In contrast to projects in the UK and France, the Ukraine crisis has the potential to negatively impact Russian-related nuclear projects. Russia has been a key exporter and financer of nuclear projects, often backed by cheap Russian loans. Rosatom, a Russian state-owned corporation, is currently building or was planning to build plants in Turkey, Hungary, Belarus, Finland, Egypt, China, India and Bangladesh. However, following recent events, Rosatom’s Finnish new build project has been suspended, and the planned expansion of the Paks II nuclear plant in Hungary may also be affected. It may be that the previous Russian nuclear export success story suffers more broadly in the face of current or future sanctions.
Despite these issues, these are exciting times to be involved in the nuclear industry, and the nuclear renaissance has the potential to transform electricity production on the way to a carbon-neutral future.
About the authors
Peter Rosher is global chair of Reed Smith’s International Arbitration group and based in the Paris office. He is a dual-qualified (English solicitor/French avocat) lawyer, with a particular experience in international arbitration and dispute resolution, including dispute boards and adjudications. Peter has specific experience in the field of energy (oil, gas, nuclear, mining, hydro, wind, solar) in many jurisdictions across Europe, Asia, the Middle East and Africa and involving all major standard form construction contracts (including FIDIC, NEC and IChemE). He also provides strategic project advice and acts as project counsel, assisting clients (owners, contractors and sub-contractors) to monitor, manage and minimize risk on claims and disputes throughout the project lifespan. He is consistently recognized by all leading Directories as for his experience in construction and energy cases.
Liam Hart is a senior associate in the London office at Reed Smith focusing on projects and construction. Liam assists clients with all types of construction project advisory and dispute matters in the energy space in the United Kingdom and globally. Liam has advised owners, contractors, subcontractors and consultants on major energy projects throughout the world, including with respect to nuclear new build plants, nuclear maintenance projects, onshore and offshore wind, solar, downstream oil and gas, and conventional power plants. He has substantial experience with FIDIC, NEC, IChemE, and various other standard form construction contracts, and with all of the major institutional arbitration rules, expert determination, dispute boards and in domestic and international litigation.

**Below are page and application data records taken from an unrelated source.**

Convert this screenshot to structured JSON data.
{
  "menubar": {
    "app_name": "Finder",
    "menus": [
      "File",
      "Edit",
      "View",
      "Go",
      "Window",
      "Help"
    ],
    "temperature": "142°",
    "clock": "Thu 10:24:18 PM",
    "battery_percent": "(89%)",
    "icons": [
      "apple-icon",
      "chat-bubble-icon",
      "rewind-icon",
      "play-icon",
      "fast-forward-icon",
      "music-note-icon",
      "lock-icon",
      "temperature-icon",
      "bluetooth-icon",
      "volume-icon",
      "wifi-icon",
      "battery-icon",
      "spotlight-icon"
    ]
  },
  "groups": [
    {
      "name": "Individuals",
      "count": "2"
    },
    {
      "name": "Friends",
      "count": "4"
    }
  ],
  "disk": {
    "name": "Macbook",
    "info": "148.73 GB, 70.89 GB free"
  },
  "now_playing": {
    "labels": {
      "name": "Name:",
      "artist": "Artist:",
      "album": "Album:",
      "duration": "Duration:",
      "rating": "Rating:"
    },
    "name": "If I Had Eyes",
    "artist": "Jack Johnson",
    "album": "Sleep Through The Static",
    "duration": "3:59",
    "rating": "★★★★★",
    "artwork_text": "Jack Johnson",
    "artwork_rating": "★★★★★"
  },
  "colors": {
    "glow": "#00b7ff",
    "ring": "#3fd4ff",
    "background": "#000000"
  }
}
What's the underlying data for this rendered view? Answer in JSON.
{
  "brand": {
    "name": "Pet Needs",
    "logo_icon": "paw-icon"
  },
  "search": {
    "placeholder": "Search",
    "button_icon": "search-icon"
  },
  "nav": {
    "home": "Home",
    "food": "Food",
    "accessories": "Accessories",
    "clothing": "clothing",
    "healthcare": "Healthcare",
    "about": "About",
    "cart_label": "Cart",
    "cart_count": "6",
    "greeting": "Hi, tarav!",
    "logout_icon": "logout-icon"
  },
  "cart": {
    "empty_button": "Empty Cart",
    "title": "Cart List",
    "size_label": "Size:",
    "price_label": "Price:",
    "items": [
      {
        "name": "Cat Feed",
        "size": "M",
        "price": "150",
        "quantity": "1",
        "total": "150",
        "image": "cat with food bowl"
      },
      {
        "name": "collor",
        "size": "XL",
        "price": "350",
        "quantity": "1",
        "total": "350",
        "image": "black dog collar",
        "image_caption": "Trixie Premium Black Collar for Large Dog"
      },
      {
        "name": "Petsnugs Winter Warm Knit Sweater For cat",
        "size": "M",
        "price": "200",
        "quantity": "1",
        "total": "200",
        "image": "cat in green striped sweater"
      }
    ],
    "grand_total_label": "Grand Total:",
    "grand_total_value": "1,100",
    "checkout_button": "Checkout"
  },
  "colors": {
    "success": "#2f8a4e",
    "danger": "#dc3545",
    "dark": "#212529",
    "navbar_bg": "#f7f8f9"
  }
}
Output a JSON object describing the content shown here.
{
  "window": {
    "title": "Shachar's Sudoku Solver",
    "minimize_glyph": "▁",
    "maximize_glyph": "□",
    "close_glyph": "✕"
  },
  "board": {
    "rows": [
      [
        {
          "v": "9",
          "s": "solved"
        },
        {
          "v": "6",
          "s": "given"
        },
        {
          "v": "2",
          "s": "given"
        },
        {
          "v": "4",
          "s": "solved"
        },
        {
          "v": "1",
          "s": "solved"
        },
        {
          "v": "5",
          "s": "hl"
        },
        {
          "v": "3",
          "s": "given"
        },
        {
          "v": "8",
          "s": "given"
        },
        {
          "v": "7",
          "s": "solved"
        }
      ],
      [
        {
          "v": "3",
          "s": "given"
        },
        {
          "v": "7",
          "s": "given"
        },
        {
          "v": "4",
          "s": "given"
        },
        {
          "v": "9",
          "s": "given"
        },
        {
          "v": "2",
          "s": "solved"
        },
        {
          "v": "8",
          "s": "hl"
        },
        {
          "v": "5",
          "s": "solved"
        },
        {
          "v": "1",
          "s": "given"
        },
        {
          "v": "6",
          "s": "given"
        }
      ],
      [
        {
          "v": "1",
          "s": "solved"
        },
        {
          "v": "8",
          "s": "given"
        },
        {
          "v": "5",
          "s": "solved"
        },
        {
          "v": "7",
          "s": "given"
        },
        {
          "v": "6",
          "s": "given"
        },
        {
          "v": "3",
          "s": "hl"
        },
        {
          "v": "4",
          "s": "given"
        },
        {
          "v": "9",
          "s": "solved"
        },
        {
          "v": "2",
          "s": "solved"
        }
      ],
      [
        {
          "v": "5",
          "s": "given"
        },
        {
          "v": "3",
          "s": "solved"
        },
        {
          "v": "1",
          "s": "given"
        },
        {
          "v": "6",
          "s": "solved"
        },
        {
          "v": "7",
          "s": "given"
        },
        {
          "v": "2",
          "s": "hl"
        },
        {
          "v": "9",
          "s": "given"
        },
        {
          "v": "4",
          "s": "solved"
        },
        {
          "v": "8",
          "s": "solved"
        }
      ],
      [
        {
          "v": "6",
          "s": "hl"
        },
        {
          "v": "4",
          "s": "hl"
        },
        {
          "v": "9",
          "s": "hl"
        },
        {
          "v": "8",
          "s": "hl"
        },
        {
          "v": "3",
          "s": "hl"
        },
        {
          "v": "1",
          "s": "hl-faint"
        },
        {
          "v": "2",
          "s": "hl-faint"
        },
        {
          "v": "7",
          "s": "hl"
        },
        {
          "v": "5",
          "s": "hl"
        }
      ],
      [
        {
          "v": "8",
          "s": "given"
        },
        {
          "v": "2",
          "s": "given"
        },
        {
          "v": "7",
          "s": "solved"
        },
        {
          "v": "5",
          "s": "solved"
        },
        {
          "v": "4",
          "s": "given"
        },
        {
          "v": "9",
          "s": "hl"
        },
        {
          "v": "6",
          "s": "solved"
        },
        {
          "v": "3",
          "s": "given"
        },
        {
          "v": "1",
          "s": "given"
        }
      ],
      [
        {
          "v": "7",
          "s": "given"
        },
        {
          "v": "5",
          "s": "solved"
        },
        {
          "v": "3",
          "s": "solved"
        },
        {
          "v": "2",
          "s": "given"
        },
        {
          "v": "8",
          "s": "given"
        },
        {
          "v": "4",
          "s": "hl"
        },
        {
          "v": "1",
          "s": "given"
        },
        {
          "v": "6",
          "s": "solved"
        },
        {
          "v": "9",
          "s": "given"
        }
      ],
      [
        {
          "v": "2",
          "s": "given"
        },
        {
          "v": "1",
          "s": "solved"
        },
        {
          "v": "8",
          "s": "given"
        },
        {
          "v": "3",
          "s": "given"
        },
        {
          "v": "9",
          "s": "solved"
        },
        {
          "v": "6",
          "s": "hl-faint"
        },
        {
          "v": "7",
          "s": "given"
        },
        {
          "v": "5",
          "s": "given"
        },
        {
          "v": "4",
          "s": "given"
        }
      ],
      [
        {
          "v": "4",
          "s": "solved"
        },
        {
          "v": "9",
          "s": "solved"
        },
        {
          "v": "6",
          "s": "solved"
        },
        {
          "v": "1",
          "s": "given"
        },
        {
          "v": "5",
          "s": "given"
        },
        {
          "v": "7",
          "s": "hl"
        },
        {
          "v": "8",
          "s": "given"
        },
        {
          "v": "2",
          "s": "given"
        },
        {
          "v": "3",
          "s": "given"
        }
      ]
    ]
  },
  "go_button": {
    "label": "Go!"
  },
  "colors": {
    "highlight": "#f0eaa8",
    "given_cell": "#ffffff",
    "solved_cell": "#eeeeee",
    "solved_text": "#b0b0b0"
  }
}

Vanessa Thieffry is a senior associate in the firm’s Energy & Natural Resources Group based in Paris. Vanessa’s practice focuses on the resolution of technical disputes, notably in the infrastructure and construction sectors, and/or involving an environmental or environmental, social, and governance (ESG) component. Vanessa recurrently assists clients of the energy industry on their oil and gas, wind, hydro, and nuclear domestic and international projects (contracts and claims management), and dispute resolution thereof, including pipeline rehabilitations, new build plants, and nuclear maintenance operations. Vanessa has acted as counsel, arbitrator, and secretary to arbitrators in over 30 arbitration procedures.